Ryan Noda has had no luck this year, slashing .184/.333/.342 with 21 strikeouts and leading the team with 38 at bats. Oakland tends to commit to the bit when they find a guy like Noda, so he could get a long look even if the early outcomes aren’t especially promising.
Despite a general feeling of doom and gloom around the franchise, we’ve seen some good things out of this camp in a general sense. Shea Langeliers, Brent Rookier, Cristian Pache, Zack Gelof, Lawrence Butler, and Nick Allen have all played well. Butler especially looks great, slashing .550/.625/1.000 with a homer and two steals in 20 at bats. In an organization without a lot of off-the-bus all-stars, Butler’s physicality stands out.
The team announced it would keep Shintaro Fujinami on a six-day schedule, but that doesn’t necessarily require a six-man rotation from jump street thanks to the April off days. Smart move on their part to maximize Fuji’s familiarity this way, and equally smart to roll with six starters when the time comes. They’ve got a lot of young arms to evaluate and develop, and this should help them avoid overworking anyone who happens to be succeeding.
Veteran club without much playing time to go around. It’s really just left field that’s unsettled, and Jarred Kelenic is slashing .410/.439/.872 with four home runs and three stolen bases. The price is right for a post-hype flier.
If Kelenic can’t do the job, Cooper Hummel could step in. He hit his fourth spring home run Tuesday and is slashing .333/.389/.818. Like Kelenic, he was not ready for prime time when Seattle first needed him. In 201 plate appearances last year, he slashed .176/.274/.307 with a 31.8 percent strikeout rate.
Bryce Miller’s time is nigh, but he’ll need something to go wrong in a stacked rotation, and even then, Taylor Dollard or Emerson Hancock could get the first chance.
Josh Jung said he was feeling much better this year after shoulder surgery, and the results have backed him up so far: .342/.372/.763 with three home runs in 38 at bats. All systems go for one of the late-ish lifeboats for anyone stranded on third-base island.
Josh H. Smith had a bad rookie year, hitting .197 in 73 games, but he’s trying to get back on track in the new year and slashing .344/.462/.469. He’s a tough out, but I think the new baseball causes him some topside problems unless he learns to turn on more pitches. Robbie Grossman is playing well and has left field sewn up, but he’s not exactly Mr. Topside either.
Justin Foscue is slugging .889 with three home runs in 18 at bats. I’ve been low on him as a blocked middle infielder with below average defensive chops and no speed, but this team has Brad Miller and Mitch Garver rotating at designated hitter, and Foscue can hit more than enough to slide those guys to the slide.
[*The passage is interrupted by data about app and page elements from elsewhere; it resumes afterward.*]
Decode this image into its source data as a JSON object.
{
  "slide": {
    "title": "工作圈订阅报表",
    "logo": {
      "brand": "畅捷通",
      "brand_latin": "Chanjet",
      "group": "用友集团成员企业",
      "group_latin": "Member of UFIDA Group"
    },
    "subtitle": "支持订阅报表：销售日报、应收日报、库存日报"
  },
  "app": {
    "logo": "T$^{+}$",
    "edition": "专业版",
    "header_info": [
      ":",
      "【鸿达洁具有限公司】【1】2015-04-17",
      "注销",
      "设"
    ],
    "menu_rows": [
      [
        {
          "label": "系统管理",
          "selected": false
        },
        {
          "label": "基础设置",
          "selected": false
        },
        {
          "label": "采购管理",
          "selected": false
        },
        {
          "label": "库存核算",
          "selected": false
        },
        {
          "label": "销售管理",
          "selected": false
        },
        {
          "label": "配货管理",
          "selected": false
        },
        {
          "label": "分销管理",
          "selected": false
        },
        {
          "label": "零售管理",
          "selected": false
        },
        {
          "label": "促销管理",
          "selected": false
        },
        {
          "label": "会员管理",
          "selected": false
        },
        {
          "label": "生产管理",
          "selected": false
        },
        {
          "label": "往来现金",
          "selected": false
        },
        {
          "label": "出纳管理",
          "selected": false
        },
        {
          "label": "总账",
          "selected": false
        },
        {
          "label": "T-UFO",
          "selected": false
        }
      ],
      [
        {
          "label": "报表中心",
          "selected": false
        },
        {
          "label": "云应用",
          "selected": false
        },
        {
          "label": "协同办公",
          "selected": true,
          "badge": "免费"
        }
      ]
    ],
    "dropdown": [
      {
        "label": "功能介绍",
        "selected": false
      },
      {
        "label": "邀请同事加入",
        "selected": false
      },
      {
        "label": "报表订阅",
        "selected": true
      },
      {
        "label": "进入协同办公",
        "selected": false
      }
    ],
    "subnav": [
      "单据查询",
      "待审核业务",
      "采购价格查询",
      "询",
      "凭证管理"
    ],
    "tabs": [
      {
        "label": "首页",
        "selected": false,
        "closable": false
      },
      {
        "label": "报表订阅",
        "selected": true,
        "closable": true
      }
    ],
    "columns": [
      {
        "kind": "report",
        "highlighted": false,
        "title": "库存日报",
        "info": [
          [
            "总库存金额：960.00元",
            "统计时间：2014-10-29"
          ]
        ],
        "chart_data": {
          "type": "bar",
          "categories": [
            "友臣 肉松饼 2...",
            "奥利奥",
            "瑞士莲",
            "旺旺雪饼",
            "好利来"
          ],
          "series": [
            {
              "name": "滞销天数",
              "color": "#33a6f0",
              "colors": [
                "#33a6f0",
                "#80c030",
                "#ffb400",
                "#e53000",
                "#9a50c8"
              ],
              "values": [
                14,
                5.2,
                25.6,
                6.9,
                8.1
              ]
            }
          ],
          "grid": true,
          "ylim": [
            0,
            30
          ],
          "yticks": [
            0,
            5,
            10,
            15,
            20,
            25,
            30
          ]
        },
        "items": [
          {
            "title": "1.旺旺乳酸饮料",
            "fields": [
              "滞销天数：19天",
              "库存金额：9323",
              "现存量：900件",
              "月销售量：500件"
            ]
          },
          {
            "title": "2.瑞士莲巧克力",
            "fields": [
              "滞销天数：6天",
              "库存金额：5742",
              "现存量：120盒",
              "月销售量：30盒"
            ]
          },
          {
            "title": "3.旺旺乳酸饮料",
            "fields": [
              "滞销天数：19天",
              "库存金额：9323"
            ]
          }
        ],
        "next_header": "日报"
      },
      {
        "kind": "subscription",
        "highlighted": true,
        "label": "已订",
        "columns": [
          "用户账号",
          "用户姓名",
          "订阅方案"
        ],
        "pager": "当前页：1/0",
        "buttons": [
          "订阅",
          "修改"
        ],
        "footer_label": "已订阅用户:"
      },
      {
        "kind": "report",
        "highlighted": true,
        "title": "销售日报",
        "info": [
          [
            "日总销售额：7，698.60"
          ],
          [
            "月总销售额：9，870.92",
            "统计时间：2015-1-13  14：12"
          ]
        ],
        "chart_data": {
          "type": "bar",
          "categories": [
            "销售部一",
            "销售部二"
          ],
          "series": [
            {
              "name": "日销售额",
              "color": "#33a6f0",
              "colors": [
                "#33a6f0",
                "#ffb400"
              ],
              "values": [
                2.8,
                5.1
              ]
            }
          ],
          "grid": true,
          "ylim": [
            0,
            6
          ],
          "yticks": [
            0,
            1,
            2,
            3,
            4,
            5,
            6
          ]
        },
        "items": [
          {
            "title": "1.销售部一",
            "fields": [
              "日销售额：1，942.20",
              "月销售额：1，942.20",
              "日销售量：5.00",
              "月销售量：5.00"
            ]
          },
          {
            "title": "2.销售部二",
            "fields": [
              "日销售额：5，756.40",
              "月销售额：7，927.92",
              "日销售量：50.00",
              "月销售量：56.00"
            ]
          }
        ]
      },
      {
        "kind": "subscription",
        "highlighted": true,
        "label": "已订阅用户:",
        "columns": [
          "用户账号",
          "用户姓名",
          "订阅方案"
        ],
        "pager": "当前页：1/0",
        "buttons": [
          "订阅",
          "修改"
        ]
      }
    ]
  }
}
Ezequiel Duran feels like a playing-time sleeper. He could figure into that DH mix and could be the first man in at three different infield spots. He had just 78 games above High-A when he debuted last year, obscuring his near-term upside. He’s slashing .326/.356/.512 in 43 at bats.
If it isn’t Duran who takes the first infield opening, it could be Luisangel Acuña, hitting .381 with a homer this spring.
Cole Ragans is throwing hard. He’ll open in the bullpen but would be an interesting starter if he gets an opportunity. Same goes for Brock Burke, who the club teased as a possible starter this winter.
Thanks for reading!